Next, we create a UserProvider component that will serve as the parent component to hold and manage the shared state. Think of this as an equivalent to the <Dashboard> component in our earliest example.
Finally, we export a UserConsumer component which will allow components to access the shared state.

Using the provider

The <UserProvider> component needs to wrap around all components that share state. The simplest way is to add it in your main app component, which is usually the one that gets rendered to the DOM by React.
import React from ‘react’;
import ReactDOM from ‘react-dom’;
import UserMessage from ‘./UserMessage’;
import SettingsForm from ‘./SettingsForm’;
import { UserProvider } from ‘./user-context’;

function App() {
return (
<UserProvider>
<UserMessage />
<SettingsForm />
</UserProvider>
);
}

const rootElement = document.getElementById(‘root’);
ReactDOM.render(<App />, rootElement);

We are also importing two other components here: UserMessage and SettingsForm. These two components will be accessing the shared user state.
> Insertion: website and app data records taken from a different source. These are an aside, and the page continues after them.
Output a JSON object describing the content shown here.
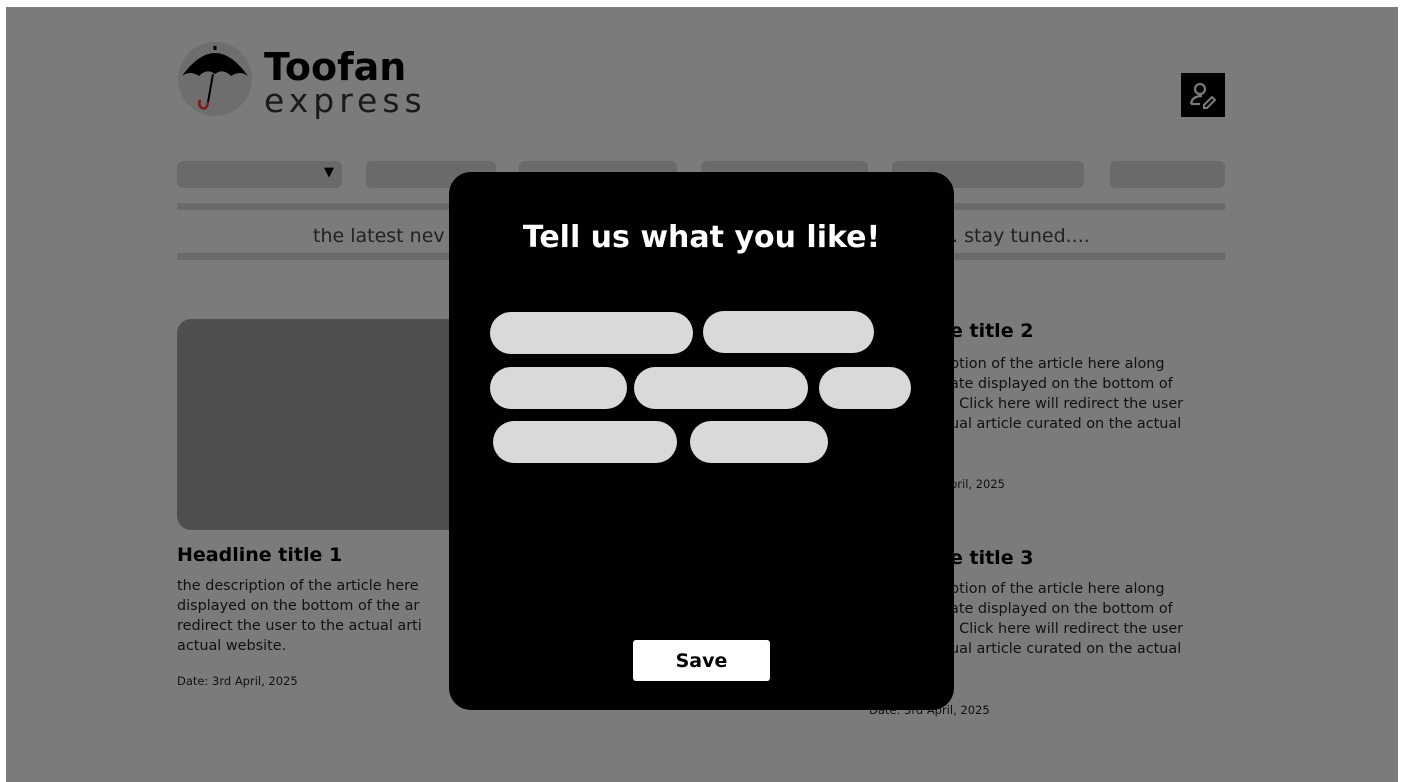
{
  "brand": {
    "name": "Toofan",
    "sub": "express"
  },
  "icons": {
    "logo": "umbrella-icon",
    "profile": "user-edit-icon",
    "nav_dropdown": "triangle-down-icon"
  },
  "nav": {
    "dropdown_arrow": "▼"
  },
  "ticker": {
    "left_text": "the latest nev",
    "right_text": ". stay tuned...."
  },
  "articles": [
    {
      "headline": "Headline title 1",
      "description": [
        "the description of the article here",
        "displayed on the bottom of the ar",
        "redirect the user to the actual arti",
        "actual website."
      ],
      "date": "Date: 3rd April, 2025"
    },
    {
      "headline": "e title 2",
      "description": [
        "ption of the article here along",
        "ate displayed on the bottom of",
        ". Click here will redirect the user",
        "ual article curated on the actual"
      ],
      "date": "pril, 2025"
    },
    {
      "headline": "e title 3",
      "description": [
        "ption of the article here along",
        "ate displayed on the bottom of",
        ". Click here will redirect the user",
        "ual article curated on the actual"
      ],
      "date": "Date: 3rd April, 2025"
    }
  ],
  "modal": {
    "title": "Tell us what you like!",
    "save_label": "Save"
  },
  "colors": {
    "overlay": "#7b7b7b",
    "modal_bg": "#000000",
    "chip": "#d9d9d9",
    "accent_red": "#b01c24"
  }
}
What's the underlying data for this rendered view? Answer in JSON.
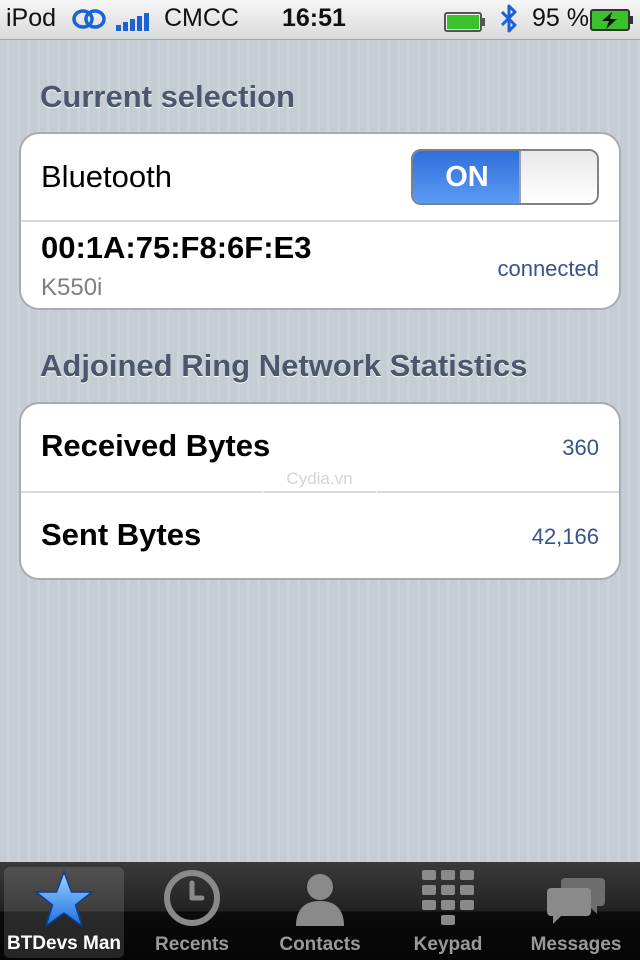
{
  "status_bar": {
    "device": "iPod",
    "carrier": "CMCC",
    "time": "16:51",
    "battery_percent": "95 %",
    "battery_level": 0.95
  },
  "sections": {
    "current_selection": {
      "header": "Current selection",
      "bluetooth_label": "Bluetooth",
      "toggle_state": "ON",
      "device_address": "00:1A:75:F8:6F:E3",
      "device_name": "K550i",
      "device_status": "connected"
    },
    "statistics": {
      "header": "Adjoined Ring Network Statistics",
      "rows": [
        {
          "label": "Received Bytes",
          "value": "360"
        },
        {
          "label": "Sent Bytes",
          "value": "42,166"
        }
      ]
    }
  },
  "watermark": "Cydia.vn",
  "tab_bar": {
    "tabs": [
      {
        "label": "BTDevs Man",
        "icon": "star-icon",
        "selected": true
      },
      {
        "label": "Recents",
        "icon": "clock-icon",
        "selected": false
      },
      {
        "label": "Contacts",
        "icon": "contact-icon",
        "selected": false
      },
      {
        "label": "Keypad",
        "icon": "keypad-icon",
        "selected": false
      },
      {
        "label": "Messages",
        "icon": "messages-icon",
        "selected": false
      }
    ]
  },
  "colors": {
    "accent_blue": "#2f6fdb",
    "value_text": "#38528c",
    "section_header": "#4c566c",
    "battery_green": "#39c22c"
  }
}
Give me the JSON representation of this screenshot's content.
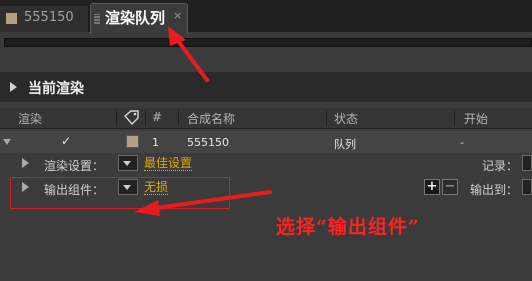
{
  "tabs": [
    {
      "label": "555150"
    },
    {
      "label": "渲染队列",
      "close": "×"
    }
  ],
  "section": {
    "title": "当前渲染"
  },
  "columns": {
    "render": "渲染",
    "num": "#",
    "comp_name": "合成名称",
    "status": "状态",
    "start": "开始"
  },
  "row": {
    "checked": "✓",
    "number": "1",
    "comp_name": "555150",
    "status": "队列",
    "start": "-"
  },
  "render_settings": {
    "label": "渲染设置：",
    "value": "最佳设置",
    "log_label": "记录："
  },
  "output_module": {
    "label": "输出组件：",
    "value": "无损",
    "output_to_label": "输出到：",
    "plus": "+",
    "minus": "−"
  },
  "annotation": {
    "text": "选择“输出组件”"
  },
  "colors": {
    "annotation": "#ff2222",
    "link": "#e0a800",
    "swatch": "#b59f82"
  }
}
Using the consumer to read state

One use case for shared state is to display it. In this case, we’ll display the current username. Create a file called UserMessage.js and add the following to it:
import React from ‘react’;
import { UserConsumer } from ‘./user-context’;

export default function UserMessage() {
return (
<UserConsumer>
{({ username }) => <h1>Welcome {username}!</h1>}
</UserConsumer>
);
}
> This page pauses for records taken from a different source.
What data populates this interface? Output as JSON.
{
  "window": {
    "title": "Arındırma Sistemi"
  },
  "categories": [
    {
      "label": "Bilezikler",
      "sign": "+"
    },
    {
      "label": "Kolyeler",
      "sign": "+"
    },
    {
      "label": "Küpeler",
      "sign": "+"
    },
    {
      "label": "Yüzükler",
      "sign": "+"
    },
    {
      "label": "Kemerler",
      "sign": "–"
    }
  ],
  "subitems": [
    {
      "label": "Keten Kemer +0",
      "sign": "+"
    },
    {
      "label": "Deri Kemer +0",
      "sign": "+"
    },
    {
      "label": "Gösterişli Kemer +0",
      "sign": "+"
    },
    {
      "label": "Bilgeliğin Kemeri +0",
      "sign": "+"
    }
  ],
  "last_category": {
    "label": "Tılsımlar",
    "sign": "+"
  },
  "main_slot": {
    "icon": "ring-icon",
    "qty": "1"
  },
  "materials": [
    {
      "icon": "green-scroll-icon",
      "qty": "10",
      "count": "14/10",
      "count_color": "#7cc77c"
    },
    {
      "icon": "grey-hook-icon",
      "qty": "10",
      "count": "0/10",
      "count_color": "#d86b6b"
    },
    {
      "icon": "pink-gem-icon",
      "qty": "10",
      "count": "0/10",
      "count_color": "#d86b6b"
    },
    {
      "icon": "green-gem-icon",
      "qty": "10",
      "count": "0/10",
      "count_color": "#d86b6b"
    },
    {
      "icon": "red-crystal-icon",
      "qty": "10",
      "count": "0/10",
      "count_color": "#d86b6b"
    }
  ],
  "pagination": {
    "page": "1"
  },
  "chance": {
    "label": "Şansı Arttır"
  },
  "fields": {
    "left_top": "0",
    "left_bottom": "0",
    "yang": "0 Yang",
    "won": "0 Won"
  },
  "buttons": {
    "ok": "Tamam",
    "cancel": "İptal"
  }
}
In this file, we’ve created a UserMessage component which displays a "Welcome username" message. The username is retrieved from the UserConsumer component that is being exported from user-context.js.
Inside of <UserConsumer>, we pass what is called a render prop. In this case, it’s a function where we can grab parts our state and render something with it.

Using the consumer to update state

Another use case for shared state is to update it. In this case, we’ll provide a form for the user to update their username. Create a file called UserSettings.js and add the following to it:
import React from ‘react’;
import { UserConsumer } from ‘./user-context’;

export default function UserSettings() {
return (
<UserConsumer>
{({ updateUsername }) => (
<div>
<h2>Settings</h2>
<label htmlFor="username">Username: </label>
<input
id="username"
type="text"
onChange={event => {
updateUsername(event.target.value);
}}
/>
</div>
)}
</UserConsumer>
);
}

This is similar to the previous example, except instead of grabbing the username we grab the updateUsername function to update it.

Overview

If you’re confused at this point, I highly recommend that you look at the working CodeSandbox example which brings everything together.
Also, here’s a quick overview of the main concepts:

A provider component wraps the entire app to manage shared state.
A consumer component is used to access or update shared state.
The user-context.js file exports both of these components and the shared state is stored in the <UserProvider> component.
The <UserMessage> and <SettingsForm> components read and update shared state by simply importing and using the <UserConsumer> component.
You can read and share state from anywhere in your app assuming that <UserProvider> is wrapping your entire app.

That’s it. Feel free to use this feature to share state for navigation, modals, or even data. The power is in your hands 💪

Note: This article was originally written for my personal blog. I am republishing it here for the amazing DEV community.

Link: https://dev.to//sunnysingh/sharing-state-using-reacts-context-api-3623